Forecourt as Front Door
How to drive increased traffic to the store and get customers to buy more.
A $21 billion opportunity. That’s the figure that made CSP vice-president and group editor Mitch Morrison pose this question:“How do we use the fuel island as an effective billboard to bring people into the store? You need to look at the forecourt as your front door.”
In late January, about 80 petroleum marketers and retailers spent the day focusing their attention on how to maximize their forecourt opportunities. Presenting at CSP’s “Forecourt A Marketing Vehicle with Unlimited Potential” meeting in Glendale, Ariz., were representatives from industry names specializing in customer behavior, fuel-pricing strategies and forecourt loyalty.
“Fuel is a store category; it’s the biggest store category we have. Unintentionally, many of us today manage fuel as a silo, as something different,” said Mark Hawtin, senior vice president of strategy and business development for KSS Fuels, Florham Park, N.J.
Hawtin was joined by Priya Baboo, president of State College, Pa.-based VideoMining Corp.; and Dustin Coupal, co-founder of Brooklyn Park, Minn.-based GasBuddy and OpenStore.

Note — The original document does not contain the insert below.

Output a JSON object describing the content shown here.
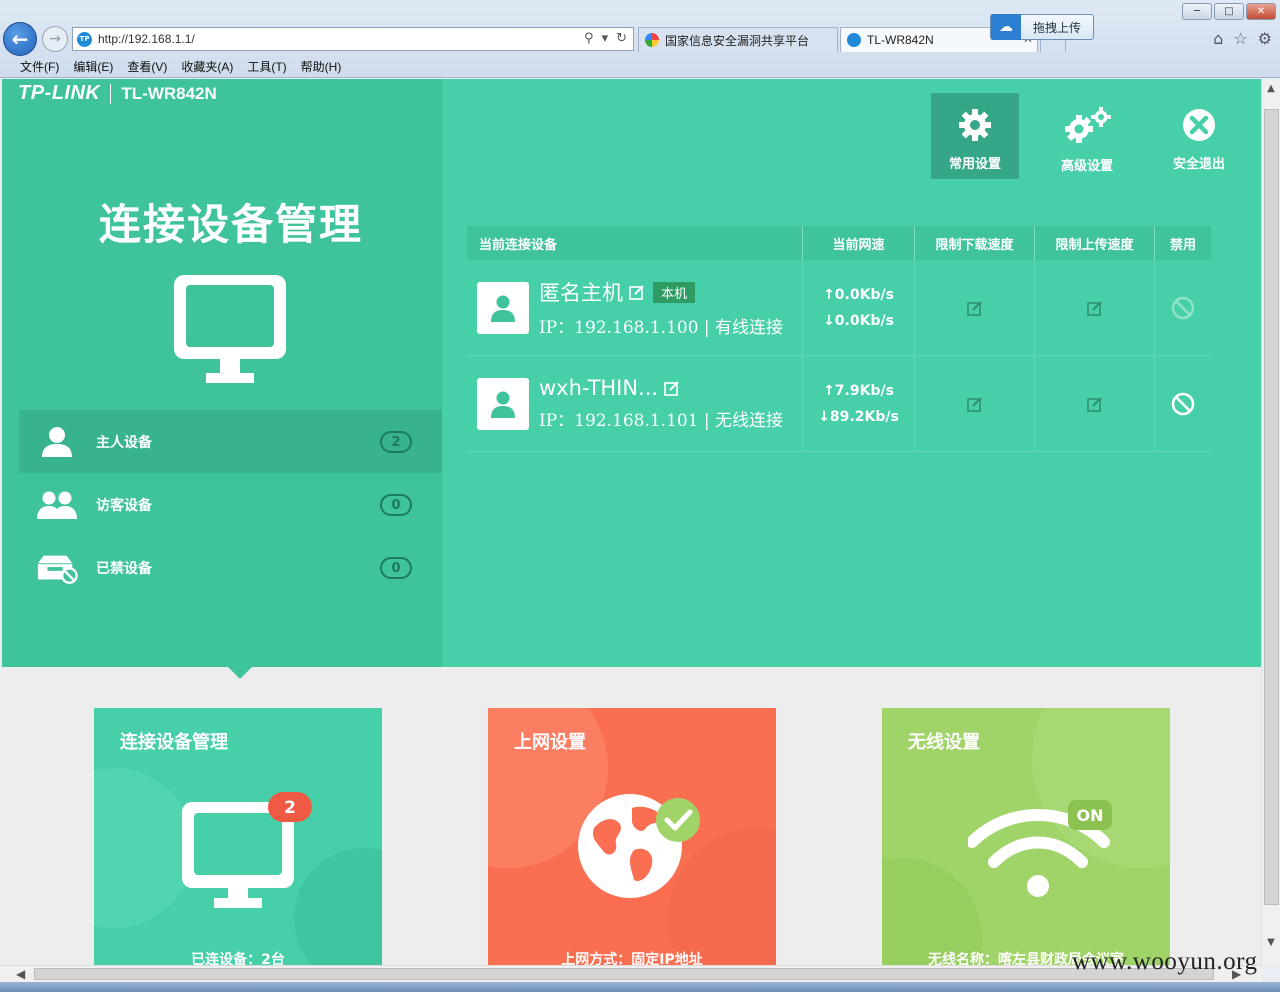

Morrison moderated the discussions.
“We get so focused on what’s happening inside the store that we don’t pay a lot of attention to the details that are happening on the forecourt,” said Baboo, whose consultancy tracks how consumers travel through c-stores.

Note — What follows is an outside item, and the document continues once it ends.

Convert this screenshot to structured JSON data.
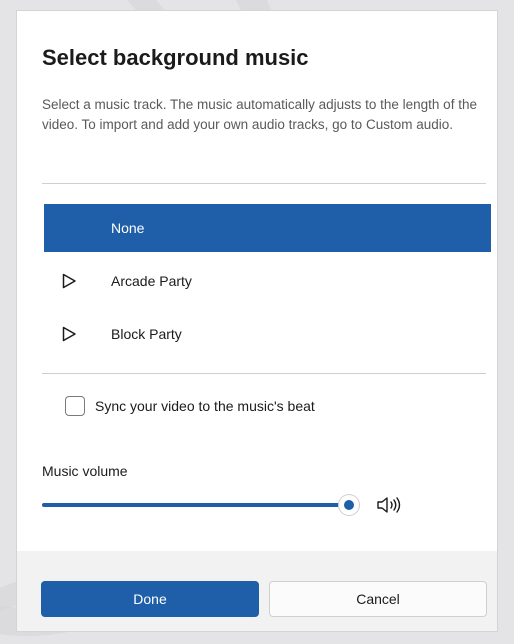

While Baboo urged retailers to think of the c-store journey beginning at the pump and to strategize ways to draw customers into the store, Coupal encouraged attendees to consider shoppers’ needs even before they get to the store.
Get Them to the Site

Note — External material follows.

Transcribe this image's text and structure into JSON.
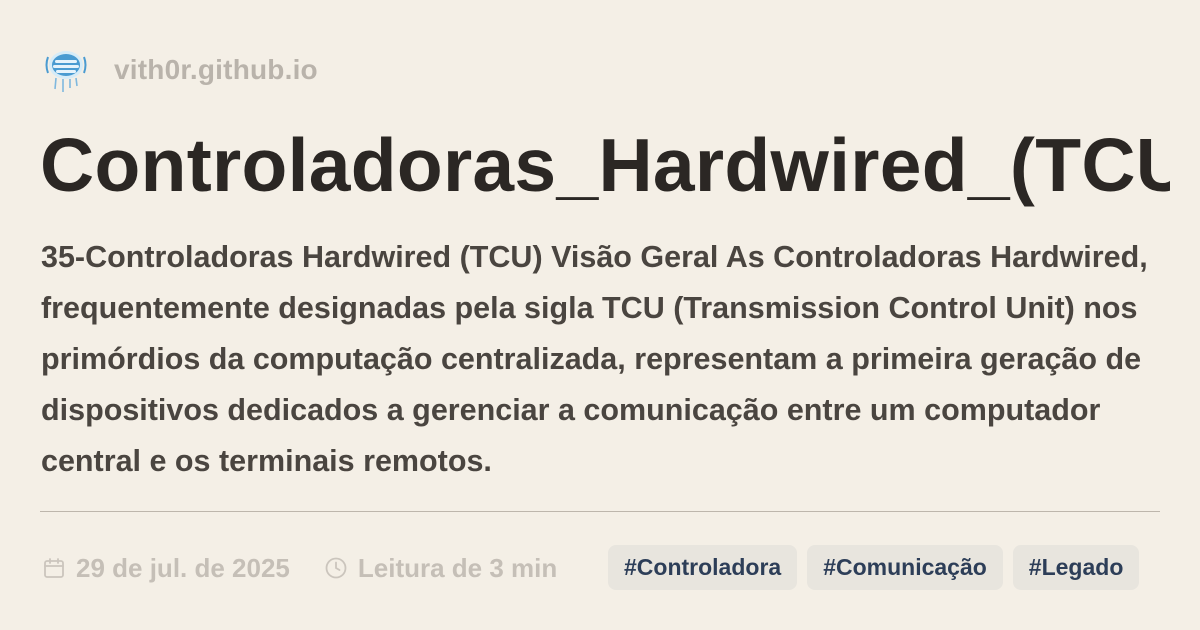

“The forecourt is that place where you have your [physical] first impression with the customer,” Coupal said. But rather than wait until the consumer can see a gasoline price sign or other promotional signage, Coupal recommended retailers reach out to customers in the car, at the office or even at home via mobile marketing and application use. The mobile phone, he said, “has become the new gas price sign.”
Millions of motorists today tap Gas-Buddy’s consumer website and mobile app to find and share the best gasoline prices; 25 million people have downloaded the GasBuddy app. Meanwhile, its OpenStore service, which develops mobile apps for retailers, allows those companies to promote and advertise their prices—and promotional offers—to consumers specifically looking for that kind of data.
“Technology can help drive sales,” Coupal said. It can also provide analytical information about customers to retailers, allowing them to personalize and customize promotions. “Every retailer has areas that people should shop in their location,” he said. “Whatever that is, you’ve got to let that play into the value proposition for consumers.”And the more targeted your offer, the more effective.
“If you have someone who comes in every day except Saturday to buy a sandwich, let’s send them a promotion for a free sandwich on Saturday,”
Coupal said. “Let’s see if we can change his behavior.”Coupal also sang the praises of social media, pointing out that Facebook users are 51% more likely to make purchases from companies they follow on the site. And 93% of online consumers subscribe to promotional emails.
Another strong option: “Gasoline coupons are consistently near the top of the list for redemption,” Coupal said.“ ‘$2 free gas with this coupon’—That’s pretty powerful.”
These types of promotions relate to one of Copal’s favorite sayings: “It takes six times as much investment and spend to attract a new customer as it does to maintain a current customer.”
Get Them Inside
With such offers pulling consumers onto the forecourt, the challenge moves to getting them into the store and, more important, convincing them to spend money inside the store. Baboo of VideoMining recommends a rethinking of how retailers use signage at the pump and product adjacencies in the store. Consider that customers who purchase gasoline spend nearly twice as long at the pump as they do shopping in the store, opening up what is today a rarely tapped opportunity to talk to customers at the fuel island.“It looks like we’re not presenting the right information or promotion sat the pump,” said Baboo. “The c-store journey begins here. It starts from the forecourt. … There’s a huge opportunity to influence those people to buy something.”
VideoMining’s data shows fuel consumers spend an average of 4 minutes and 26 seconds pumping gasoline and only 2 minutes and 28 seconds shopping inside a c-store, including checkout. Current use of signage at the pump, however, shows retailers are not getting through to consumers.
“Only 1% of customers who took advantage of a promotion say they saw the signage for that promotion at the pump,” Baboo said. However, “You have a lot of potential to influence their decision in the forecourt.”
For example, 56% of fuel customers look at the pump while at the fuel island. Baboo suggests retailers consider digital signage to better influence these customers. Even if they pay attention to only a few seconds of the digital message, that should be enough convert some shoppers into buyers.“You cannot count on customer engagement for a long time,” she said.“It should be ‘glance media,’ ” or a message that can be fully understood in just a few seconds.